    In that light, ESSA is a CAO’s best friend. The federal ESSA legislation is interested in the effectiveness of every dollar. This law includes provisions to implement programs with “strong,” “moderate,” or “promising” evidence of positive outcomes for students, as determined by existing scholarly research. Thus, it will be more important than ever for a CAO to understand which programs are being implemented and to continuously monitor their results against their costs.


    Specific questions that instructional leadership should ask regarding this point are:

    • Are we spending money on software, curriculum, training, or other materials that are well-researched and/or proven to get results?
    • Are these programs cost-effective relative to other programs?


    2. Instructional Resource Allocation Across Schools


    All students deserve equitable resources and an equal opportunity for a great education. Do you know which instructional resources are being purchased to support instructional goals? How are instructional resources selected? Can your district account for where instructional resources end up and who they serve?


    A specific question that instructional leadership should ask regarding this point is:

    • Are instructional resources being equitably distributed across schools, according to student and school needs?

    3. Strategic Alignment


    For CAOs and Instructional Program Managers, teacher and student success is the bottom line. That means instructional resources must be aligned with district goals for student achievement.


    Specific questions that instructional leadership should ask regarding this point are:

    • Are you able to track resource alignment across schools?
    • Can you evaluate which resources are most effective for improving student performance?


    In one district, we are working on strategic plans for each instructional program that aligns to the system vision. This approach parallels a school improvement plan that a principal creates for their school.
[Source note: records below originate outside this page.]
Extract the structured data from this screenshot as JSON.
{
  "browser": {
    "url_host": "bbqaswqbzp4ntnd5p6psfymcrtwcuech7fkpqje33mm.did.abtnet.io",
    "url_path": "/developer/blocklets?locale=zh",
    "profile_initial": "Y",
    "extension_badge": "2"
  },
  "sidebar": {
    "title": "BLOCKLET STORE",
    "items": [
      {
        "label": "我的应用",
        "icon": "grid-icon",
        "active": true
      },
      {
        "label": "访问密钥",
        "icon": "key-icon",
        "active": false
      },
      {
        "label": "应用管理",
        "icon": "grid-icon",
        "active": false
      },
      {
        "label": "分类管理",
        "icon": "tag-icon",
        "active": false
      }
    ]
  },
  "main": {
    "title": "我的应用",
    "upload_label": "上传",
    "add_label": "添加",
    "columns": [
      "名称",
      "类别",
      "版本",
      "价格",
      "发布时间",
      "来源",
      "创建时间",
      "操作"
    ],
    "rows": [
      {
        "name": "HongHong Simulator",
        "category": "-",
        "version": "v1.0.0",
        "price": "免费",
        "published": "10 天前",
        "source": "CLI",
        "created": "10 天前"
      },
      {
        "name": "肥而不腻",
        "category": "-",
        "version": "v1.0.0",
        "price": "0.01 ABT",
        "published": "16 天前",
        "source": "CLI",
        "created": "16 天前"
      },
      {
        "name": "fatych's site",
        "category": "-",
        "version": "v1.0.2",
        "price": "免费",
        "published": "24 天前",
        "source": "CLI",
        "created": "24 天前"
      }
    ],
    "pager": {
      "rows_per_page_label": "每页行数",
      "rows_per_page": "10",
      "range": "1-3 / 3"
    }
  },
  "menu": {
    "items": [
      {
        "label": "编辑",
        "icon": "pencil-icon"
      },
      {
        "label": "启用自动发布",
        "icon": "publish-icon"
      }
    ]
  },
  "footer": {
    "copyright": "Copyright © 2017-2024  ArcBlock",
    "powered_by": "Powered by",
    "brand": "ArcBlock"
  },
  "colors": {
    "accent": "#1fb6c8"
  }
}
With this model, each instructional program will collect data and milestones to measure progress. One key component of this process is aligning and evaluating spending based on their program’s strategic plan.


    Specific questions that instructional leadership should ask regarding this point are:

    • Are instructional program budgets aligned to address academic goals for the district?
    • What percentage of instructional budget was spent on resources to address the academic goals and priorities for the district?


    4. Financial Behavior


    Academic program leaders often manage large budgets. Unless they majored in accounting in college, they may not feel ready for the responsibility of managing millions of dollars. Access and control of fiscal decisions should match the level of financial responsibility that is placed on department leaders. Having readily available account information (budget, expenditures, encumbrances, and available) is vital for department-level decision making.


    Specific questions that instructional leadership should ask regarding this point are:

    • Does instructional program leadership understand financial management?
    • Do instructional program managers have easy access to their financial transactions and account status?
    • How does your district prepare instructional program managers and principals to budget and manage money allocated for their programs?




    The work of a Chief Academic Officer and their team of instructional leaders is central to the success of a school district. The mission of their work is to support and improve teaching and learning. The selection of curriculum materials and resources, planned professional learning, and implementation of instructional programs are keys to long-term student and district success. By ensuring they can answer the preceding questions, CAOs will ensure their districts are best serving the needs of their students.


    Allovue works with districts and state departments of education across the country to allocate, budget, and manage spending. Allovue's software suite integrates seamlessly with existing accounting systems to make sure every dollar works for every student. Allovue also provides additional services such as chart of accounts and funding formula revisions.